PM Gilani sets up committee on Balochistan APC
22 February, 2012
ISLAMABAD: The government has intensified its efforts to hold an All-Parties Conference (APC) on Balochistan and constituted a high level committee of ministers and parliamentarians to contact all the political forces in the country and fix a date.
The decision to convene the APC on Balochistan was taken by Prime Minister Yousaf Raza Gilani last week when he spoke to the newspapers' editors.
The prime minister constituted a committee to contact politicians, inside and outside of parliament, to convince them to agree upon a mutually convenient date for holding the conference. The committee comprises of leader of the House in Senate, Syed Nayyar Hussain Bokhari, Minister for Kashmir Affairs Manzoor Wattoo, Minister for Textile Industry Makhdoom Shahbuddin, Minister for Religious Affairs Khursheed Shah, Minister for Science and Technology Changez Jamali, Minister of Communication Dr Arbad Alamgir, Minister of State for Industries Ayatullah Durrani, senators Mian Raza Rabbani, Jahangir Badr and MNAs, Raja Pervez Ashraf, Qamar Zaman Kaira, Nazar Muhammad Gondal, former law minister Babar Awan and Sumsam Ali Bokhari.

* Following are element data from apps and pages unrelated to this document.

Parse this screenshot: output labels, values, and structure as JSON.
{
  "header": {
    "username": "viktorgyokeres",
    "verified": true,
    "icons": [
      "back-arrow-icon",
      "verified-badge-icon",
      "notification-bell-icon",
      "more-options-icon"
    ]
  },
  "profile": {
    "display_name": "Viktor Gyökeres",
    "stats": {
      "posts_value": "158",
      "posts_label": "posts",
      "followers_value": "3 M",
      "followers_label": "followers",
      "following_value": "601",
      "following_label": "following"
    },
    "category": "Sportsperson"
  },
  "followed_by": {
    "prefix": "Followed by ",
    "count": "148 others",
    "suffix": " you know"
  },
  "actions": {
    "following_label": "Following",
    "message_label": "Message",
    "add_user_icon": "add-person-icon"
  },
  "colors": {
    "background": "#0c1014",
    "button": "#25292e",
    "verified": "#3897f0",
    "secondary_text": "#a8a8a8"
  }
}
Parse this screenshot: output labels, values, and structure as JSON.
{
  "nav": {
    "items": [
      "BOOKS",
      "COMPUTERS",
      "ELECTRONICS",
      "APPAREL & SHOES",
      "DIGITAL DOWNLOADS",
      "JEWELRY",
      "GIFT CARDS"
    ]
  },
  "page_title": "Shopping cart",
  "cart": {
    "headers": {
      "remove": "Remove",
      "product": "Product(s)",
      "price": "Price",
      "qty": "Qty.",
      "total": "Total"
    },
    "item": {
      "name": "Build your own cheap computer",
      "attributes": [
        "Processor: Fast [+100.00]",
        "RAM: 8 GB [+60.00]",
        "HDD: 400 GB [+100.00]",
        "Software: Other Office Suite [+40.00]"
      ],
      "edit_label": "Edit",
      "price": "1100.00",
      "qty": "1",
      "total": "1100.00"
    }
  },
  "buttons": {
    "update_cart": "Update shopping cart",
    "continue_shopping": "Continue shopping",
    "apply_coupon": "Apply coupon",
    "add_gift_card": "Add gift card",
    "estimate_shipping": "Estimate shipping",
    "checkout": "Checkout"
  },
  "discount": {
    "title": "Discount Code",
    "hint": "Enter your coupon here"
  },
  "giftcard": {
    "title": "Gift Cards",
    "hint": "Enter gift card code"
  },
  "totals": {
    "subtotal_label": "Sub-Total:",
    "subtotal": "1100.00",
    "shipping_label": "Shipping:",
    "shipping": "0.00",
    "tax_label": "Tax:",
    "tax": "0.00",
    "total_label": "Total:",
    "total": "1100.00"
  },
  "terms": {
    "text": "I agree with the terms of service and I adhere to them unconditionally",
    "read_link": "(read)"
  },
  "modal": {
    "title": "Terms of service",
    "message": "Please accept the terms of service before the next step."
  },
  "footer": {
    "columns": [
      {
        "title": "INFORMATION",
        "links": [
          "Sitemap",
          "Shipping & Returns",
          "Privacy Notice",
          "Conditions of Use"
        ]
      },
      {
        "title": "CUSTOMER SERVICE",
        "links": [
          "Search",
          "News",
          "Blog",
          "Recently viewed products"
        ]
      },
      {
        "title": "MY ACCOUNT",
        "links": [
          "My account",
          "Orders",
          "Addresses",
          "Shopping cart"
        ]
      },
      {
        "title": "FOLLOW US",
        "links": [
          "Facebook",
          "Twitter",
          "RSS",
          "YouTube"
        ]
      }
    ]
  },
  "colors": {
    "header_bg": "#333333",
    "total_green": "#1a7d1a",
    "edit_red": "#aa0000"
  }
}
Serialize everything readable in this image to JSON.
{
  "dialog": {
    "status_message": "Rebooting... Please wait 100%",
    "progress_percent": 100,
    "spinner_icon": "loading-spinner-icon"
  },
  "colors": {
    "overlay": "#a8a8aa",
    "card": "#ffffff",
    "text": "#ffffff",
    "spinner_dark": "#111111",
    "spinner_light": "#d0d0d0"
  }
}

According to the official circles, the government is quite perturbed over the US resolution and has sensitised the situation in the troubled province where law and order situation has reached dangerous level.
"No doubt, the crisis in Balochistan is alarming, which needs to be tackled at its earliest," Shahabuddin told our sources by phone from Vehari.
When asked whether the APC could turn out to be a positive step towards resolving the issue, Shahabuddin said that he was quite optimistic about the outcome of the conference.
The minister also confided to this scribe that Interior Minister Rahman Malik has been contacting the militant groups in Balochistan to bring them to the negotiating table.
US wants resolution of Balochistan issue through political process
US State Department Spokesperson Victoria Nuland said on Tuesday, "We encourage all parties in Balochistan to work out their differences peacefully and through a political process."
"The United States respects the territorial integrity of Pakistan. Members of Congress introduce legislations on many foreign affairs topics. But they do not in any way imply US government endorsement of those positions. And we don't generally comment on pending legislations," Nuland said at the daily briefing.